Component data from apps and pages
------------------------------

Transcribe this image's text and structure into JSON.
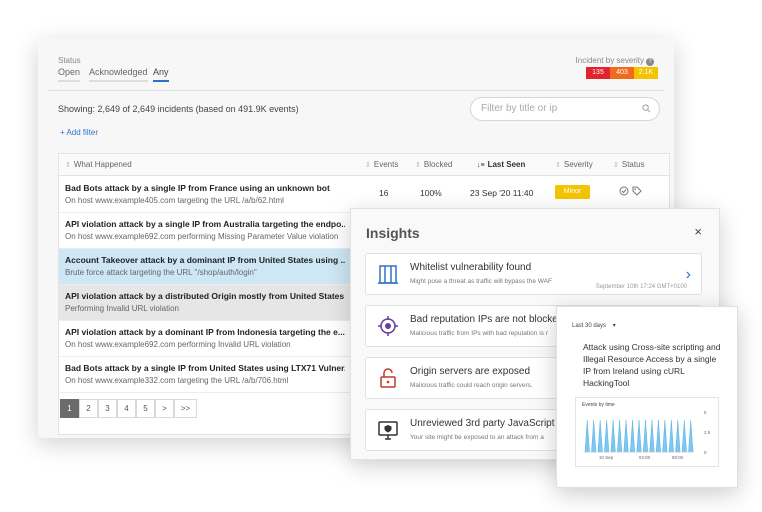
{
  "status": {
    "label": "Status",
    "tabs": [
      {
        "label": "Open",
        "active": false
      },
      {
        "label": "Acknowledged",
        "active": false
      },
      {
        "label": "Any",
        "active": true
      }
    ]
  },
  "severity": {
    "title": "Incident by severity",
    "help_icon": "question-icon",
    "badges": [
      {
        "value": "135",
        "color": "#e0232e"
      },
      {
        "value": "403",
        "color": "#f06b1c"
      },
      {
        "value": "2.1K",
        "color": "#f5c400"
      }
    ]
  },
  "summary": "Showing: 2,649 of 2,649 incidents  (based on 491.9K events)",
  "search": {
    "placeholder": "Filter by title or ip",
    "icon": "search-icon"
  },
  "add_filter": "+ Add filter",
  "table": {
    "headers": [
      "What Happened",
      "Events",
      "Blocked",
      "Last Seen",
      "Severity",
      "Status"
    ],
    "rows": [
      {
        "title": "Bad Bots attack by a single IP from France using an unknown bot",
        "subtitle": "On host www.example405.com targeting the URL /a/b/62.html",
        "events": "16",
        "blocked": "100%",
        "last_seen": "23 Sep '20 11:40",
        "severity": "Minor",
        "status_icons": [
          "check-circle-icon",
          "tag-icon"
        ]
      },
      {
        "title": "API violation attack by a single IP from Australia targeting the endpo...",
        "subtitle": "On host www.example692.com performing Missing Parameter Value violation"
      },
      {
        "title": "Account Takeover attack by a dominant IP from United States using ...",
        "subtitle": "Brute force attack targeting the URL \"/shop/auth/login\"",
        "state": "selected"
      },
      {
        "title": "API violation attack by a distributed Origin mostly from United States",
        "subtitle": "Performing Invalid URL violation",
        "state": "hover"
      },
      {
        "title": "API violation attack by a dominant IP from Indonesia targeting the e...",
        "subtitle": "On host www.example692.com performing Invalid URL violation"
      },
      {
        "title": "Bad Bots attack by a single IP from United States using LTX71 Vulner...",
        "subtitle": "On host www.example332.com targeting the URL /a/b/706.html"
      }
    ]
  },
  "pagination": {
    "pages": [
      "1",
      "2",
      "3",
      "4",
      "5",
      ">",
      ">>"
    ],
    "active": "1"
  },
  "insights": {
    "title": "Insights",
    "close": "×",
    "cards": [
      {
        "title": "Whitelist vulnerability found",
        "subtitle": "Might pose a threat as traffic will bypass the WAF",
        "date": "September 10th 17:24 GMT+0100",
        "icon": "building-icon",
        "has_chevron": true
      },
      {
        "title": "Bad reputation IPs are not blocked",
        "subtitle": "Malicious traffic from IPs with bad reputation is r",
        "icon": "target-icon"
      },
      {
        "title": "Origin servers are exposed",
        "subtitle": "Malicious traffic could reach origin servers.",
        "icon": "unlock-icon"
      },
      {
        "title": "Unreviewed 3rd party JavaScript s",
        "subtitle": "Your site might be exposed to an attack from a",
        "icon": "shield-monitor-icon"
      }
    ],
    "chevron": "›"
  },
  "attack_panel": {
    "range": "Last 30 days",
    "range_caret": "▾",
    "description": "Attack using Cross-site scripting and Illegal Resource Access by a single IP from Ireland using cURL HackingTool",
    "chart_data": {
      "type": "bar",
      "title": "Events by time",
      "x_tick_labels": [
        "10 Sep",
        "04:00",
        "08:00"
      ],
      "y_tick_labels": [
        "5",
        "2.5",
        "0"
      ],
      "ylim": [
        0,
        5
      ],
      "values": [
        4,
        4,
        4,
        4,
        4,
        4,
        4,
        4,
        4,
        4,
        4,
        4,
        4,
        4,
        4,
        4,
        4
      ],
      "color": "#7ec8f0"
    }
  },
  "colors": {
    "accent": "#2f73c9",
    "selected_row": "#cde7f5",
    "minor": "#f5c400"
  }
}
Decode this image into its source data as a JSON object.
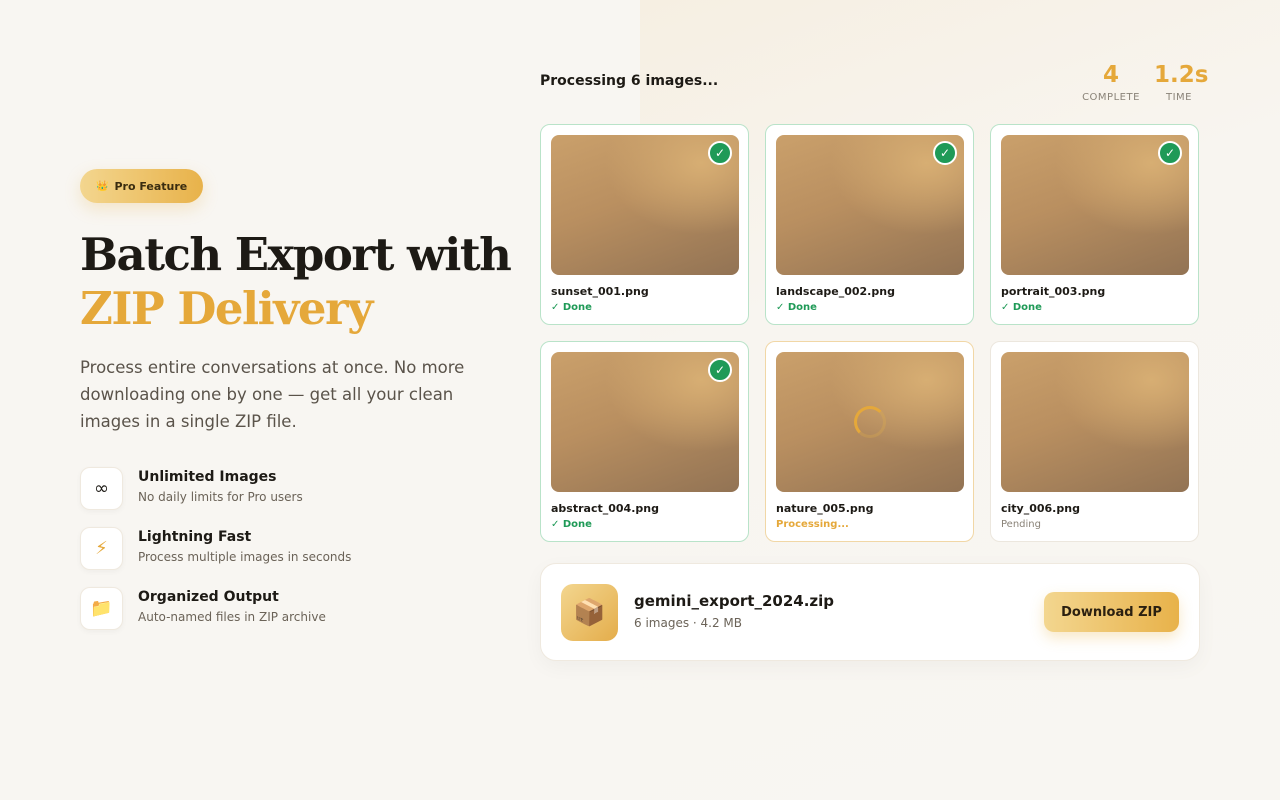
{
  "hero": {
    "badge_icon": "👑",
    "badge_label": "Pro Feature",
    "title_line1": "Batch Export with",
    "title_line2": "ZIP Delivery",
    "description": "Process entire conversations at once. No more downloading one by one — get all your clean images in a single ZIP file."
  },
  "features": [
    {
      "icon": "∞",
      "icon_name": "infinity-icon",
      "title": "Unlimited Images",
      "subtitle": "No daily limits for Pro users"
    },
    {
      "icon": "⚡",
      "icon_name": "lightning-icon",
      "title": "Lightning Fast",
      "subtitle": "Process multiple images in seconds"
    },
    {
      "icon": "📁",
      "icon_name": "folder-icon",
      "title": "Organized Output",
      "subtitle": "Auto-named files in ZIP archive"
    }
  ],
  "processing": {
    "title": "Processing 6 images...",
    "stats": [
      {
        "value": "4",
        "label": "COMPLETE"
      },
      {
        "value": "1.2s",
        "label": "TIME"
      }
    ]
  },
  "images": [
    {
      "filename": "sunset_001.png",
      "status": "done",
      "status_label": "✓ Done"
    },
    {
      "filename": "landscape_002.png",
      "status": "done",
      "status_label": "✓ Done"
    },
    {
      "filename": "portrait_003.png",
      "status": "done",
      "status_label": "✓ Done"
    },
    {
      "filename": "abstract_004.png",
      "status": "done",
      "status_label": "✓ Done"
    },
    {
      "filename": "nature_005.png",
      "status": "processing",
      "status_label": "Processing..."
    },
    {
      "filename": "city_006.png",
      "status": "pending",
      "status_label": "Pending"
    }
  ],
  "check_glyph": "✓",
  "zip": {
    "icon": "📦",
    "filename": "gemini_export_2024.zip",
    "meta": "6 images · 4.2 MB",
    "download_label": "Download ZIP"
  },
  "colors": {
    "accent": "#e5a83a",
    "success": "#1f9a57",
    "background": "#f8f6f2"
  }
}
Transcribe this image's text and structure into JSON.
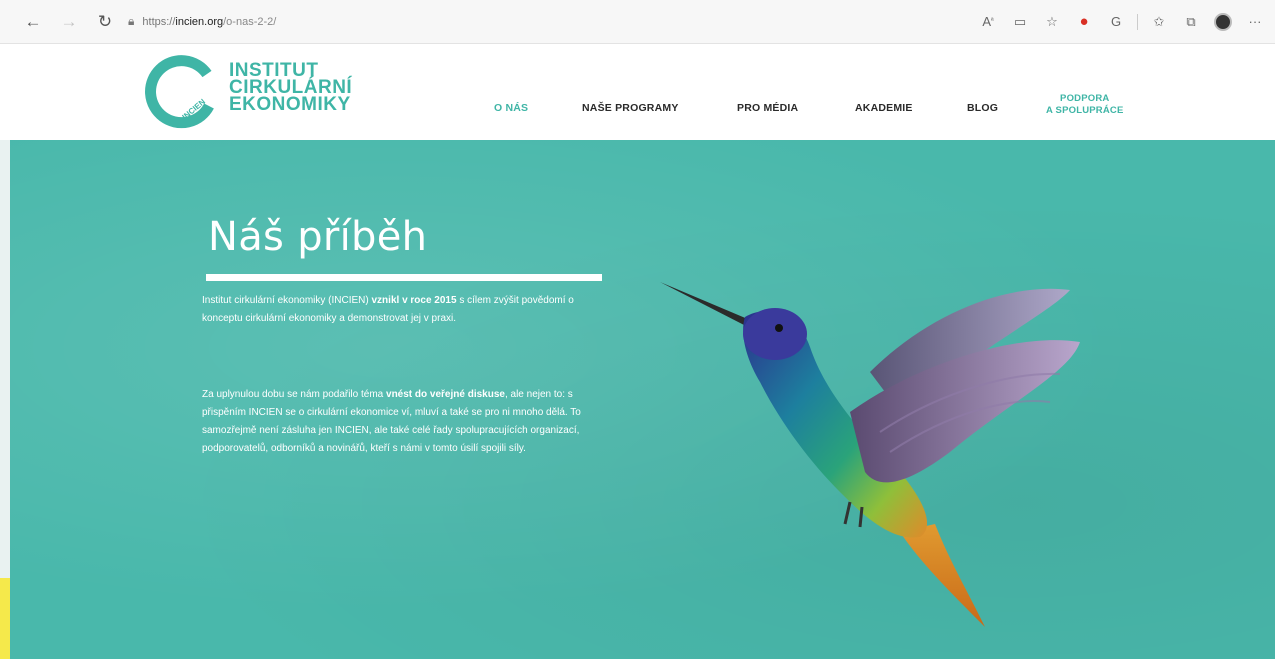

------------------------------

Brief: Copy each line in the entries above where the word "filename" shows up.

Solution to this exercise:
      "filename": "sunset_001.png",
      "filename": "landscape_002.png",
      "filename": "portrait_003.png",
      "filename": "abstract_004.png",
      "filename": "nature_005.png",
      "filename": "city_006.png",
    "filename": "gemini_export_2024.zip",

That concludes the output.